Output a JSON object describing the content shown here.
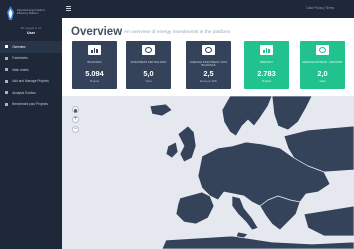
{
  "sidebar": {
    "brand_text": "Data Exchange Platform\nEfficiency Platform",
    "user_caption": "Be logged in as",
    "user_name": "User",
    "items": [
      {
        "label": "Overview",
        "active": true,
        "icon": "home-icon"
      },
      {
        "label": "Factsheets",
        "icon": "document-icon"
      },
      {
        "label": "Main charts",
        "icon": "chart-icon"
      },
      {
        "label": "Add and Manage Projects",
        "icon": "folder-icon"
      },
      {
        "label": "Analysis Toolbox",
        "icon": "wrench-icon"
      },
      {
        "label": "Benchmark your Projects",
        "icon": "gauge-icon"
      }
    ]
  },
  "topbar": {
    "menu_icon": "hamburger-icon",
    "right_text": "Data Privacy Terms"
  },
  "header": {
    "title": "Overview",
    "subtitle": "An overview of energy investments in the platform"
  },
  "cards": [
    {
      "label": "Buildings",
      "value": "5.094",
      "unit": "Projects",
      "theme": "dark",
      "icon": "bar-chart-icon"
    },
    {
      "label": "Investment Per Building",
      "value": "5,0",
      "unit": "Years",
      "theme": "dark",
      "icon": "money-icon"
    },
    {
      "label": "Average Investment Cost Buildings",
      "value": "2,5",
      "unit": "Euros per kWh",
      "theme": "dark",
      "icon": "money-icon"
    },
    {
      "label": "Industry",
      "value": "2.783",
      "unit": "Projects",
      "theme": "green",
      "icon": "bar-chart-icon"
    },
    {
      "label": "Average Payback - Industry",
      "value": "2,0",
      "unit": "Years",
      "theme": "green",
      "icon": "money-icon"
    }
  ],
  "map": {
    "zoom_in": "+",
    "zoom_out": "−",
    "home_icon": "home-icon"
  },
  "colors": {
    "sidebar_bg": "#1e2838",
    "card_dark": "#34435a",
    "card_green": "#22c28f",
    "land": "#34435a",
    "sea": "#e5e9ef"
  }
}
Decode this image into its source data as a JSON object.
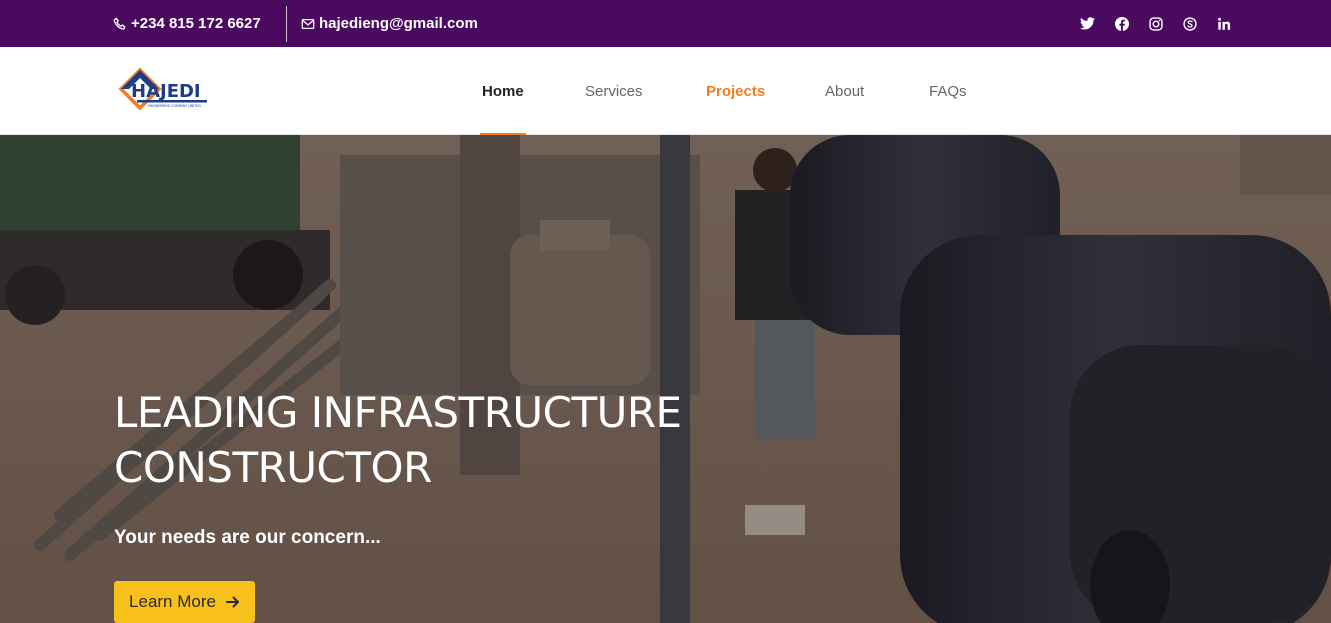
{
  "topbar": {
    "phone": "+234 815 172 6627",
    "email": "hajedieng@gmail.com",
    "phone_icon": "phone-icon",
    "email_icon": "envelope-icon",
    "social": [
      "twitter-icon",
      "facebook-icon",
      "instagram-icon",
      "skype-icon",
      "linkedin-icon"
    ],
    "background_color": "#4a0a5f"
  },
  "logo": {
    "text": "HAJEDI",
    "tagline": "ENGINEERING COMPANY LIMITED",
    "colors": [
      "#1f3c88",
      "#ef7d22"
    ]
  },
  "nav": {
    "items": [
      {
        "label": "Home",
        "state": "active"
      },
      {
        "label": "Services",
        "state": "normal"
      },
      {
        "label": "Projects",
        "state": "highlighted"
      },
      {
        "label": "About",
        "state": "normal"
      },
      {
        "label": "FAQs",
        "state": "normal"
      }
    ],
    "accent_color": "#ef7d22"
  },
  "hero": {
    "title_line1": "LEADING INFRASTRUCTURE",
    "title_line2": "CONSTRUCTOR",
    "subtitle": "Your needs are our concern...",
    "button_label": "Learn More",
    "button_icon": "arrow-right-icon",
    "button_color": "#f7c01b"
  }
}
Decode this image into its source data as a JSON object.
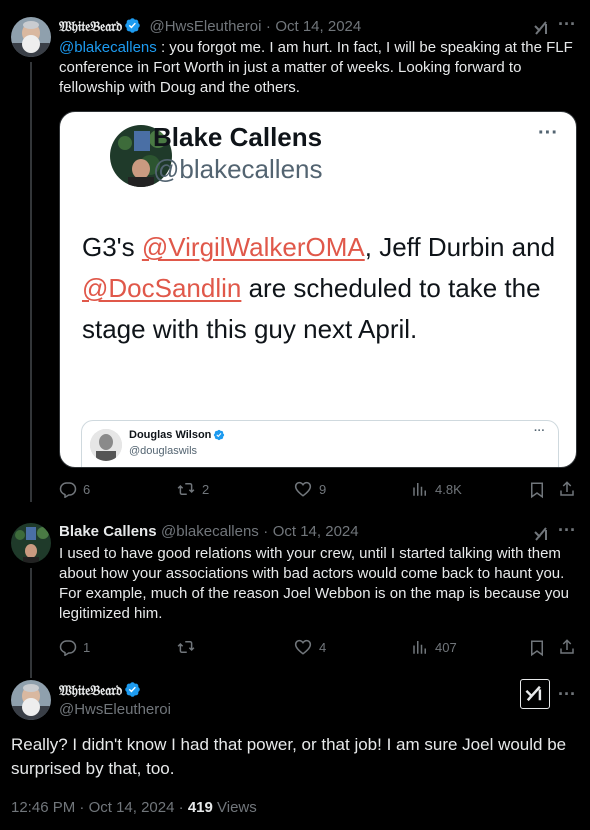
{
  "tweet1": {
    "display_name": "𝔚𝔥𝔦𝔱𝔢𝔅𝔢𝔞𝔯𝔡",
    "handle": "@HwsEleutheroi",
    "sep": "·",
    "date": "Oct 14, 2024",
    "mention": "@blakecallens",
    "text": " : you forgot me.  I am hurt.  In fact, I will be speaking at the FLF conference in Fort Worth in just a matter of weeks. Looking forward to fellowship with Doug and the others.",
    "replies": "6",
    "retweets": "2",
    "likes": "9",
    "views": "4.8K"
  },
  "embedded_card": {
    "name": "Blake Callens",
    "handle": "@blakecallens",
    "text_pre": "G3's ",
    "mention1": "@VirgilWalkerOMA",
    "text_mid1": ", Jeff Durbin and ",
    "mention2": "@DocSandlin",
    "text_post": " are scheduled to take the stage with this guy next April.",
    "inner_name": "Douglas Wilson",
    "inner_handle": "@douglaswils"
  },
  "tweet2": {
    "display_name": "Blake Callens",
    "handle": "@blakecallens",
    "sep": "·",
    "date": "Oct 14, 2024",
    "text": "I used to have good relations with your crew, until I started talking with them about how your associations with bad actors would come back to haunt you. For example, much of the reason Joel Webbon is on the map is because you legitimized him.",
    "replies": "1",
    "retweets": "",
    "likes": "4",
    "views": "407"
  },
  "tweet3": {
    "display_name": "𝔚𝔥𝔦𝔱𝔢𝔅𝔢𝔞𝔯𝔡",
    "handle": "@HwsEleutheroi",
    "text": "Really?  I didn't know I had that power, or that job!  I am sure Joel would be surprised by that, too.",
    "time": "12:46 PM",
    "sep": "·",
    "date": "Oct 14, 2024",
    "views_count": "419",
    "views_label": "Views"
  },
  "icons": {
    "more": "more-icon",
    "grok": "grok-icon",
    "reply": "reply-icon",
    "retweet": "retweet-icon",
    "like": "like-icon",
    "views": "views-icon",
    "bookmark": "bookmark-icon",
    "share": "share-icon",
    "verified": "verified-badge-icon"
  },
  "colors": {
    "background": "#000000",
    "text": "#e7e9ea",
    "muted": "#71767b",
    "link": "#1d9bf0",
    "verified": "#1d9bf0",
    "card_mention": "#e0584a"
  }
}
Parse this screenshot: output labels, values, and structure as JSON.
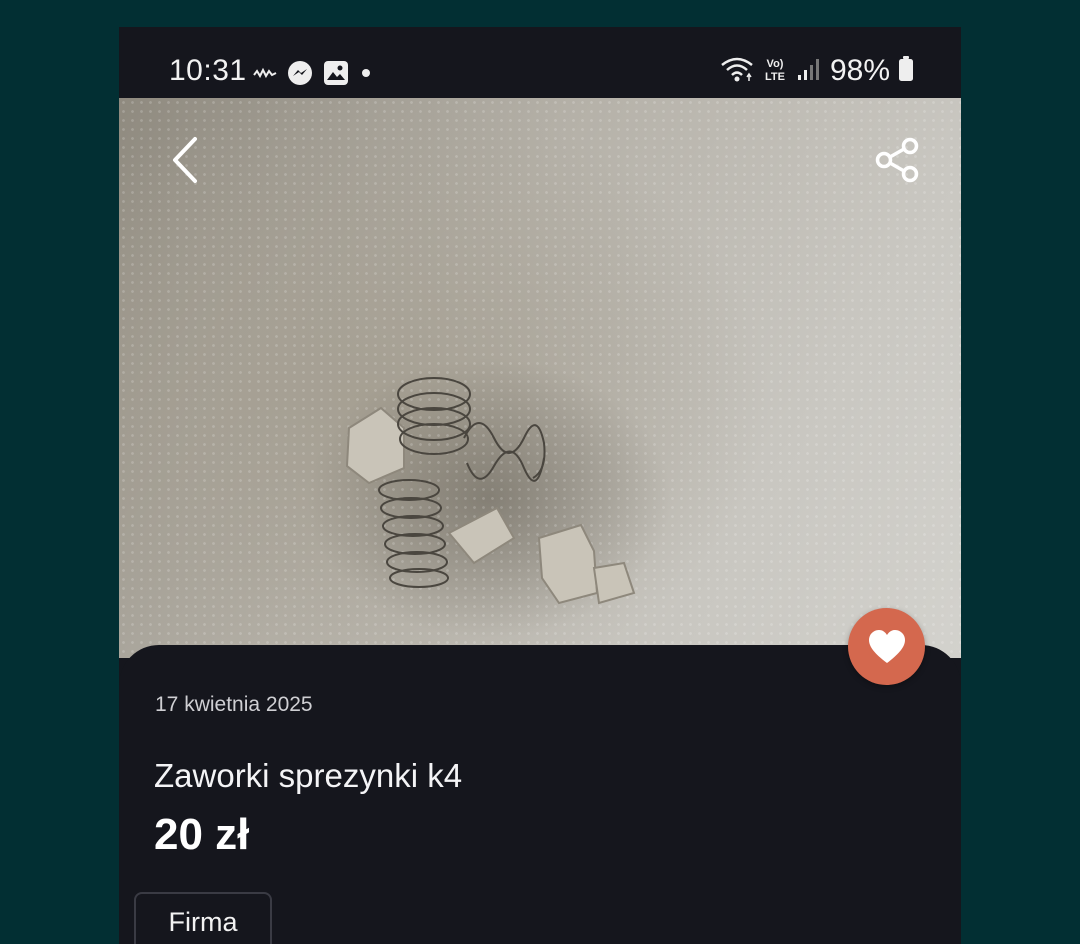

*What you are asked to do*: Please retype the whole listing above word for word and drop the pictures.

*Solution to this problem*:
Output a JSON object describing the content shown here.
{
  "sidebar": {
    "brand_text": "Data Exchange Platform\nEfficiency Platform",
    "user_caption": "Be logged in as",
    "user_name": "User",
    "items": [
      {
        "label": "Overview",
        "active": true,
        "icon": "home-icon"
      },
      {
        "label": "Factsheets",
        "icon": "document-icon"
      },
      {
        "label": "Main charts",
        "icon": "chart-icon"
      },
      {
        "label": "Add and Manage Projects",
        "icon": "folder-icon"
      },
      {
        "label": "Analysis Toolbox",
        "icon": "wrench-icon"
      },
      {
        "label": "Benchmark your Projects",
        "icon": "gauge-icon"
      }
    ]
  },
  "topbar": {
    "menu_icon": "hamburger-icon",
    "right_text": "Data Privacy Terms"
  },
  "header": {
    "title": "Overview",
    "subtitle": "An overview of energy investments in the platform"
  },
  "cards": [
    {
      "label": "Buildings",
      "value": "5.094",
      "unit": "Projects",
      "theme": "dark",
      "icon": "bar-chart-icon"
    },
    {
      "label": "Investment Per Building",
      "value": "5,0",
      "unit": "Years",
      "theme": "dark",
      "icon": "money-icon"
    },
    {
      "label": "Average Investment Cost Buildings",
      "value": "2,5",
      "unit": "Euros per kWh",
      "theme": "dark",
      "icon": "money-icon"
    },
    {
      "label": "Industry",
      "value": "2.783",
      "unit": "Projects",
      "theme": "green",
      "icon": "bar-chart-icon"
    },
    {
      "label": "Average Payback - Industry",
      "value": "2,0",
      "unit": "Years",
      "theme": "green",
      "icon": "money-icon"
    }
  ],
  "map": {
    "zoom_in": "+",
    "zoom_out": "−",
    "home_icon": "home-icon"
  },
  "colors": {
    "sidebar_bg": "#1e2838",
    "card_dark": "#34435a",
    "card_green": "#22c28f",
    "land": "#34435a",
    "sea": "#e5e9ef"
  }
}
Decode this image into its source data as a JSON object.
{
  "topbar": {
    "phone": "+234 815 172 6627",
    "email": "hajedieng@gmail.com",
    "phone_icon": "phone-icon",
    "email_icon": "envelope-icon",
    "social": [
      "twitter-icon",
      "facebook-icon",
      "instagram-icon",
      "skype-icon",
      "linkedin-icon"
    ],
    "background_color": "#4a0a5f"
  },
  "logo": {
    "text": "HAJEDI",
    "tagline": "ENGINEERING COMPANY LIMITED",
    "colors": [
      "#1f3c88",
      "#ef7d22"
    ]
  },
  "nav": {
    "items": [
      {
        "label": "Home",
        "state": "active"
      },
      {
        "label": "Services",
        "state": "normal"
      },
      {
        "label": "Projects",
        "state": "highlighted"
      },
      {
        "label": "About",
        "state": "normal"
      },
      {
        "label": "FAQs",
        "state": "normal"
      }
    ],
    "accent_color": "#ef7d22"
  },
  "hero": {
    "title_line1": "LEADING INFRASTRUCTURE",
    "title_line2": "CONSTRUCTOR",
    "subtitle": "Your needs are our concern...",
    "button_label": "Learn More",
    "button_icon": "arrow-right-icon",
    "button_color": "#f7c01b"
  }
}
Decode this image into its source data as a JSON object.
{
  "tweet1": {
    "display_name": "𝔚𝔥𝔦𝔱𝔢𝔅𝔢𝔞𝔯𝔡",
    "handle": "@HwsEleutheroi",
    "sep": "·",
    "date": "Oct 14, 2024",
    "mention": "@blakecallens",
    "text": " : you forgot me.  I am hurt.  In fact, I will be speaking at the FLF conference in Fort Worth in just a matter of weeks. Looking forward to fellowship with Doug and the others.",
    "replies": "6",
    "retweets": "2",
    "likes": "9",
    "views": "4.8K"
  },
  "embedded_card": {
    "name": "Blake Callens",
    "handle": "@blakecallens",
    "text_pre": "G3's ",
    "mention1": "@VirgilWalkerOMA",
    "text_mid1": ", Jeff Durbin and ",
    "mention2": "@DocSandlin",
    "text_post": " are scheduled to take the stage with this guy next April.",
    "inner_name": "Douglas Wilson",
    "inner_handle": "@douglaswils"
  },
  "tweet2": {
    "display_name": "Blake Callens",
    "handle": "@blakecallens",
    "sep": "·",
    "date": "Oct 14, 2024",
    "text": "I used to have good relations with your crew, until I started talking with them about how your associations with bad actors would come back to haunt you. For example, much of the reason Joel Webbon is on the map is because you legitimized him.",
    "replies": "1",
    "retweets": "",
    "likes": "4",
    "views": "407"
  },
  "tweet3": {
    "display_name": "𝔚𝔥𝔦𝔱𝔢𝔅𝔢𝔞𝔯𝔡",
    "handle": "@HwsEleutheroi",
    "text": "Really?  I didn't know I had that power, or that job!  I am sure Joel would be surprised by that, too.",
    "time": "12:46 PM",
    "sep": "·",
    "date": "Oct 14, 2024",
    "views_count": "419",
    "views_label": "Views"
  },
  "icons": {
    "more": "more-icon",
    "grok": "grok-icon",
    "reply": "reply-icon",
    "retweet": "retweet-icon",
    "like": "like-icon",
    "views": "views-icon",
    "bookmark": "bookmark-icon",
    "share": "share-icon",
    "verified": "verified-badge-icon"
  },
  "colors": {
    "background": "#000000",
    "text": "#e7e9ea",
    "muted": "#71767b",
    "link": "#1d9bf0",
    "verified": "#1d9bf0",
    "card_mention": "#e0584a"
  }
}
Parse this screenshot: output labels, values, and structure as JSON.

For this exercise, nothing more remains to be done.